uPAR. See Urokinase‐type plasminogen activator receptor uPAR(I–III) cleavage of, 70–75 muPA and, 72, 74 on Lewis lung carcinoma cells, 72 U937 cells and, 70, 72, 74 domain I of, 69 full‐length, glycolipid‐anchored uPAR, 68 HEK293 and, 70 mAbs and, 69 glycosylation sites, 69 Urinary Bik analysis, 234 Urokinase‐type plasminogen activator (uPA), 67 ATF of, 70 DFP‐inactivated, 68 U937 cells and, 70 Urokinase‐type plasminogen activator receptor cell surface plasminogen activation and, 67 full‐length, glycolipid‐anchored uPAR(I–III), 68–70 immunoassays for quantification of, 79–82 in cancer breast cancer, 82–85 colorectal cancer, 85–86 gynecologic cancer, 88–89 leukemia, 89–92 lung cancer, 86–87 prostate cancer, 87–88 mAbs to, 77 in Escherichia coli, 79
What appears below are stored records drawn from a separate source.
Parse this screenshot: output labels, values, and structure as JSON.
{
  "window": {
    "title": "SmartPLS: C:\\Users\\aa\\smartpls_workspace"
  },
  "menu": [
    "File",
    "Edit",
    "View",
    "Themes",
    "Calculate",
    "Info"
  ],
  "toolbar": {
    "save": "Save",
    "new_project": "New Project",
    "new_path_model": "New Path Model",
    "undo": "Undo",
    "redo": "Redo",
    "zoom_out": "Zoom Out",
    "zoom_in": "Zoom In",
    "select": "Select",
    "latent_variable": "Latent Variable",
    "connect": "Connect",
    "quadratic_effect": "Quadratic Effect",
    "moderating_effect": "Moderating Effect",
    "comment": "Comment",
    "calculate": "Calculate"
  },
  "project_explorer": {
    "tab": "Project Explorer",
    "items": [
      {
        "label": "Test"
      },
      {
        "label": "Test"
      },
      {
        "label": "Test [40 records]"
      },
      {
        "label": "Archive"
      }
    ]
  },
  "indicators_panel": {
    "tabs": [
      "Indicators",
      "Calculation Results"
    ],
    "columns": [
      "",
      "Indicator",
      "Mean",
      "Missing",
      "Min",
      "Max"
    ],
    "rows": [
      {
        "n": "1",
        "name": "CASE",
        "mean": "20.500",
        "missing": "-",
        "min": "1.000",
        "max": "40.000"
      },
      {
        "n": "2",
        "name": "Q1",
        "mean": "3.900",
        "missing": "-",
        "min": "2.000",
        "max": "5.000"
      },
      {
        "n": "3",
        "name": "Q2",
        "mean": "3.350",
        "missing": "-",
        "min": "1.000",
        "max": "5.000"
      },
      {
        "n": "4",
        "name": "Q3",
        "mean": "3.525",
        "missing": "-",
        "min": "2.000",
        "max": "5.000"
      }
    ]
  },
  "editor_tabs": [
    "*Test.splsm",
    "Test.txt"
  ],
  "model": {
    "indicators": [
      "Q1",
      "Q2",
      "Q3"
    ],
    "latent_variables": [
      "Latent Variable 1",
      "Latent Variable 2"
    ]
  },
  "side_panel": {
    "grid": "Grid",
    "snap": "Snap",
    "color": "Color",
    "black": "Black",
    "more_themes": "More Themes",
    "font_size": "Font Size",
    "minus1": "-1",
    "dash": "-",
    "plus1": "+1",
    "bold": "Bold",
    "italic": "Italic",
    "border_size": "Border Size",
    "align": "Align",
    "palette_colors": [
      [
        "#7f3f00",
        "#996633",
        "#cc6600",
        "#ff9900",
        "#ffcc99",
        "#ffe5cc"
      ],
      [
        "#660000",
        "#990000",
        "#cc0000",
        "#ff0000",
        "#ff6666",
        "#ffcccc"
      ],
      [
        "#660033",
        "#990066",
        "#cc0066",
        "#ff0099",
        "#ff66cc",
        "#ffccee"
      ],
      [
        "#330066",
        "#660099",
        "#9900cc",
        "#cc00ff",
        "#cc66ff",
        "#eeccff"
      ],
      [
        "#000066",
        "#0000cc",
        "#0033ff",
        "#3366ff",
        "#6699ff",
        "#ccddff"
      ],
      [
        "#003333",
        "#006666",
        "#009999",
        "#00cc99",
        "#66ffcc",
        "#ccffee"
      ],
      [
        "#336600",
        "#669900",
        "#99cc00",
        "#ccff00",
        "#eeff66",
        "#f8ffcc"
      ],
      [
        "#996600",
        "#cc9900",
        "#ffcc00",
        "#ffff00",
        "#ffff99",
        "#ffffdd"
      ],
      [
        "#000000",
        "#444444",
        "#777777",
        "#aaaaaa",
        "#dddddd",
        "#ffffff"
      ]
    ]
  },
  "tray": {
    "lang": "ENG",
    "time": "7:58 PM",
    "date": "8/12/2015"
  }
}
shedding of GPI‐PLD and, 75–76 V Vascular endothelial growth factor (VEGF), 190 Vasculogenesis, 189–190 VEGF expression by carcinoma cells, 200 Vesicle nerve terminal associated proteins, 148 Vessel’s environment impacts, on angiogenesis, 204 Voltage‐gated calcium channel (VGCC) antibodies, 148 Voltage‐gated potassium channels (VGKC) antibodies, 150 W Waldenstro¨m’s macroglobulinemia, 158 Western blotting, 74, 78 Y Yo antibody, 152 YVAD‐fmk, 18. See also Caspase inhibitors Z Z‐DEVD, 18 Zonulin, 41 ZVAD‐fmk, 18. See also Caspase inhibitors